However, if you are a long-term buy-and-hold investor not concerned with trading execution strategies and small entry/exit “fees” associated with negligible bid-ask spreads, you may be indifferent between Vanguard’s flagship S&P 500 funds. One notable trading benefit of VFIAX is that you can set up automated dollar cost-averaging rules to automate a periodic investment process.
Tax Efficiency – Split Decision
As investors, we should be concerned not only about investment returns but also about costs. Both direct costs (in the form of expense ratios, for example) and more indirect costs (including tax consequences, which may also vary between investments).
If you hold the assets in tax-deferred/non-taxable accounts (such as IRAs), ETFs will generally have a slight edge from a tax efficiency perspective. As a result of some of the internal workings of ETFs vs. mutual funds, ETFs tend to distribute comparatively fewer capital gains to shareholders – these same gains are simply more challenging to manage efficiently via the mutual fund format. However, Vanguard has notably solved this distinction by creating a patented process to make its mutual funds and ETFs equivalently tax efficient.
Tax Loss Harvesting – VFIAX Wins

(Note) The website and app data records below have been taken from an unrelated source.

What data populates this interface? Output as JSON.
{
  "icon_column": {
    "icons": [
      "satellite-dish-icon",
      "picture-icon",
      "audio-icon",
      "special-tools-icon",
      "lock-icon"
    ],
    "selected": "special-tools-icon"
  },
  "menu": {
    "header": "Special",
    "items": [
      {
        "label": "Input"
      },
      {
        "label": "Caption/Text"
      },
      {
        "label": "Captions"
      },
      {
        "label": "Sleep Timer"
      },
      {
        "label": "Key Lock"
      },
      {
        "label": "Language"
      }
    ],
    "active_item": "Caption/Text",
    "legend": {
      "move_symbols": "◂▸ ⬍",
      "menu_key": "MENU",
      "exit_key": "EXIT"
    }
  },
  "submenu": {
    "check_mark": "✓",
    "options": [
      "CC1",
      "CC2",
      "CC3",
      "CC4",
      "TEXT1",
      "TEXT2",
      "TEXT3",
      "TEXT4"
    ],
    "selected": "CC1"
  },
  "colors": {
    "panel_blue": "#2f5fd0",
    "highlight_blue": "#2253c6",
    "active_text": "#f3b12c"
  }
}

Tax-loss harvesting is a strategy that involves selling investments at a loss to offset gains (and up to $3,000 in ordinary income). Tax-loss harvesting only matters in taxable investment accounts since you aren’t taxed on capital gains in tax-deferred accounts. While this strategy can be implemented using any type of investment (stocks, ETFs, mutual funds, or other property), mutual funds have an advantage because of how they are traded.

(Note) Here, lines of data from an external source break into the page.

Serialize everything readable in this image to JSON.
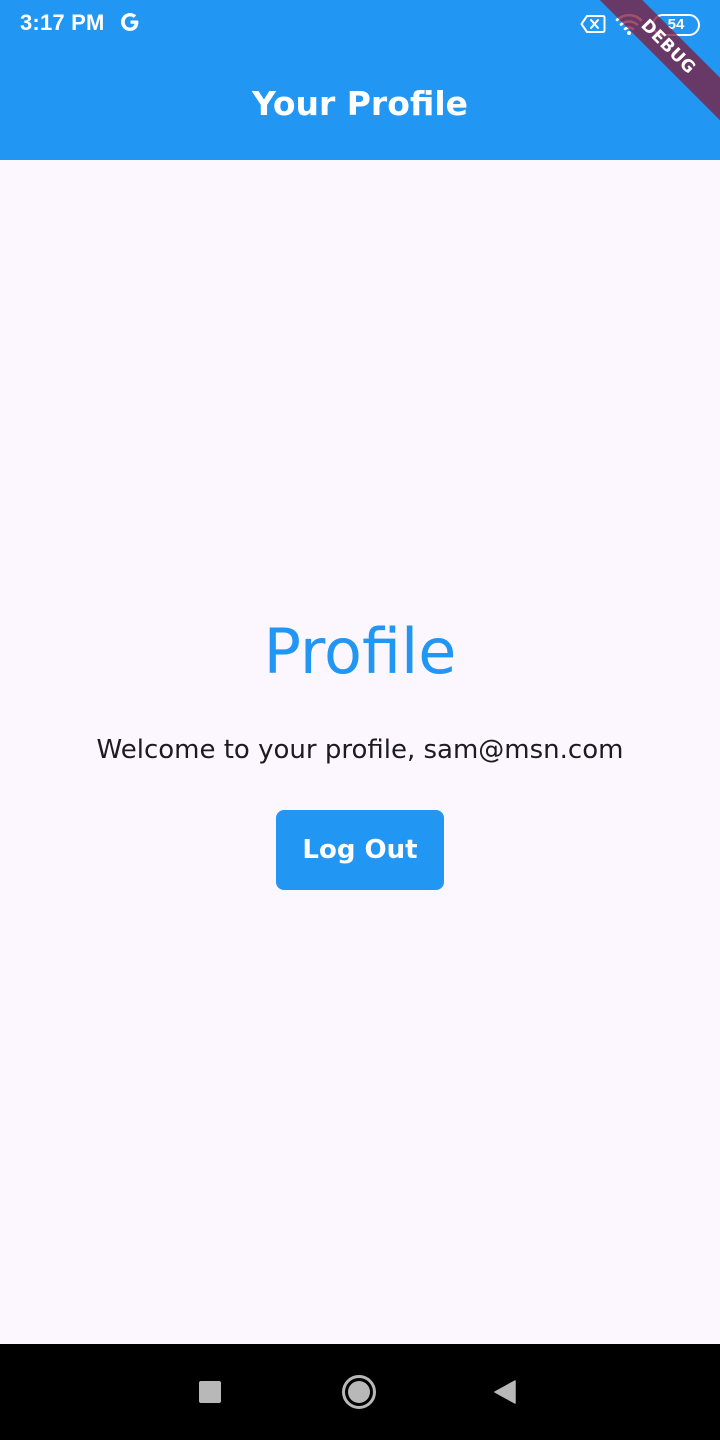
{
  "status_bar": {
    "time": "3:17 PM",
    "battery_level": "54",
    "icons": [
      "google-g-icon",
      "no-sim-icon",
      "wifi-icon",
      "battery-icon"
    ]
  },
  "app_bar": {
    "title": "Your Profile"
  },
  "debug_banner": {
    "label": "DEBUG"
  },
  "main": {
    "heading": "Profile",
    "welcome_message": "Welcome to your profile, sam@msn.com",
    "logout_label": "Log Out"
  },
  "nav_bar": {
    "buttons": [
      "recents-icon",
      "home-icon",
      "back-icon"
    ]
  },
  "colors": {
    "primary": "#2196f3",
    "background": "#fcf6ff",
    "text": "#1d1b20",
    "debug_banner": "#801838",
    "nav_bar": "#000000"
  }
}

When you sell an ETF, you’ll have to wait for the funds to settle before you can reinvest the proceeds. You may have to wait one or two days before you have access to the funds.

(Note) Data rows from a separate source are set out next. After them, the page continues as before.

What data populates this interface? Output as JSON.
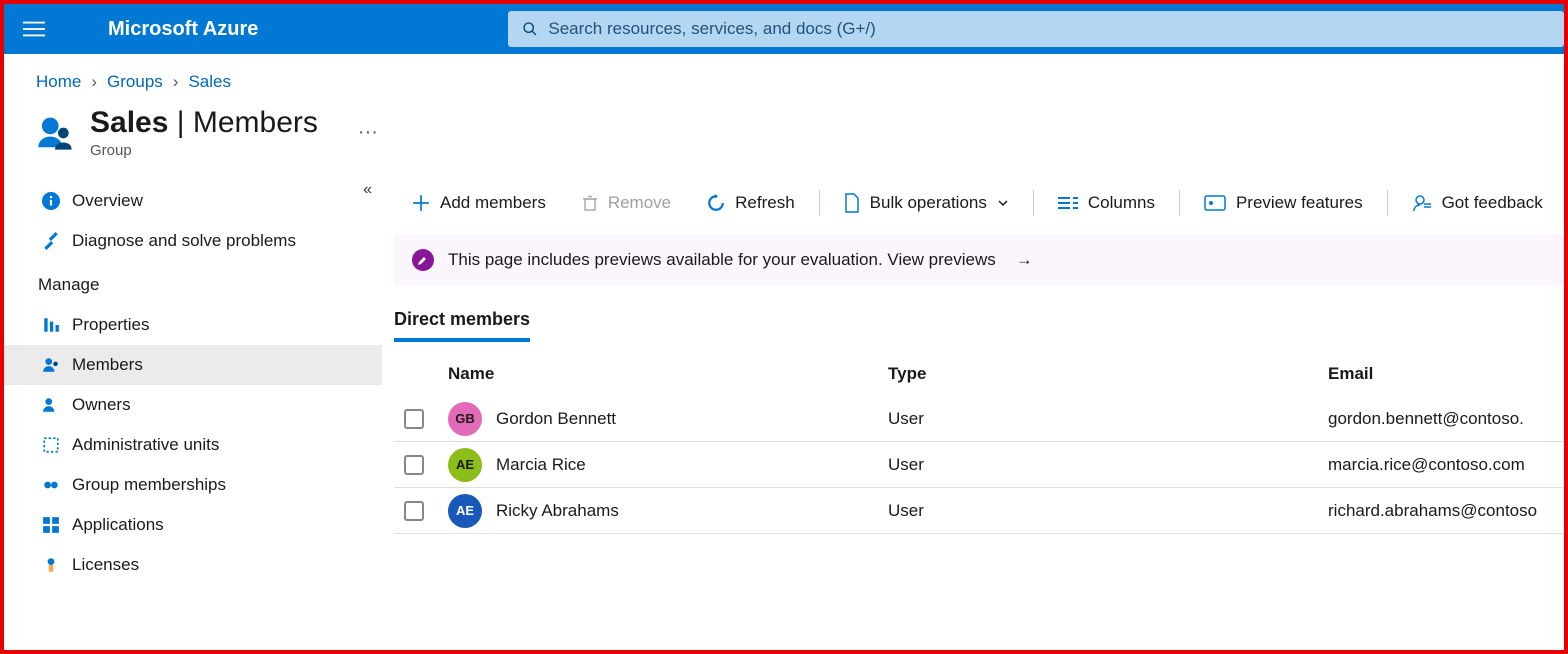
{
  "header": {
    "brand": "Microsoft Azure",
    "search_placeholder": "Search resources, services, and docs (G+/)"
  },
  "breadcrumb": {
    "home": "Home",
    "groups": "Groups",
    "current": "Sales"
  },
  "page": {
    "title_strong": "Sales",
    "title_rest": "Members",
    "subtitle": "Group"
  },
  "sidebar": {
    "collapse_glyph": "«",
    "overview": "Overview",
    "diagnose": "Diagnose and solve problems",
    "section_manage": "Manage",
    "properties": "Properties",
    "members": "Members",
    "owners": "Owners",
    "admin_units": "Administrative units",
    "group_memberships": "Group memberships",
    "applications": "Applications",
    "licenses": "Licenses"
  },
  "toolbar": {
    "add_members": "Add members",
    "remove": "Remove",
    "refresh": "Refresh",
    "bulk_ops": "Bulk operations",
    "columns": "Columns",
    "preview": "Preview features",
    "feedback": "Got feedback"
  },
  "banner": {
    "text": "This page includes previews available for your evaluation. View previews"
  },
  "tabs": {
    "direct": "Direct members"
  },
  "columns": {
    "name": "Name",
    "type": "Type",
    "email": "Email"
  },
  "rows": [
    {
      "initials": "GB",
      "color": "#e36ab8",
      "name": "Gordon Bennett",
      "type": "User",
      "email": "gordon.bennett@contoso."
    },
    {
      "initials": "AE",
      "color": "#8cbd18",
      "name": "Marcia Rice",
      "type": "User",
      "email": "marcia.rice@contoso.com"
    },
    {
      "initials": "AE",
      "color": "#1858b8",
      "textcolor": "#fff",
      "name": "Ricky Abrahams",
      "type": "User",
      "email": "richard.abrahams@contoso"
    }
  ]
}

For mutual funds, the trades only happen after the market closes, you can sell your mutual fund and have the proceeds scheduled to reinvest the same day. This allows you to harvest tax-losses and reinvest in a similar (or different) fund that same day. If you had a loss in VFIAX, you could harvest the loss and reinvest the funds in a similar fund such as VTSAX (Vanguard Total Market Fund) without worrying about missing any market movements the next day but still being able to use the losses to offset gains for taxes.
Dividend Reinvestment – Tie
Believe it or not, dividend reinvestment empirically accounts for a tremendous amount of long-term performance for buy-and-hold investors. Studies have shown that much of the accumulated gains of investors are a direct result of long-term dividend reinvestment strategies.
When considering a fund, ease of dividend reinvestment should definitely be at the forefront of your mind. Luckily, VOO and VFIAX have seamless automated dividend reinvestment processes at the prevailing market price during the reinvestment date.
If you are looking for a low-cost entry point for S&P 500 exposure, both VOO and VFIAX are excellent options. Choosing between the two depends on your individual preferences and goals. Deciding on which fund to invest in really comes down to the decision of investing in two comparable funds – one via its ETF format and the other via its mutual fund format.
As an ETF, VOO definitely offers some advantages with respect to lower investment requirements and intraday trading advantages. However, VFIAX, being a mutual fund, may be more suitable for long-term investors with larger sums to invest who don’t prioritize intraday trading.
Ultimately, whether an investor chooses VOO or VFIAX, the most critical aspect is to remain consistent and thoughtful with your investment strategy and personalized objectives. Both funds provide cost-effective access to the US large-cap market and are likely to serve investors well over the long term.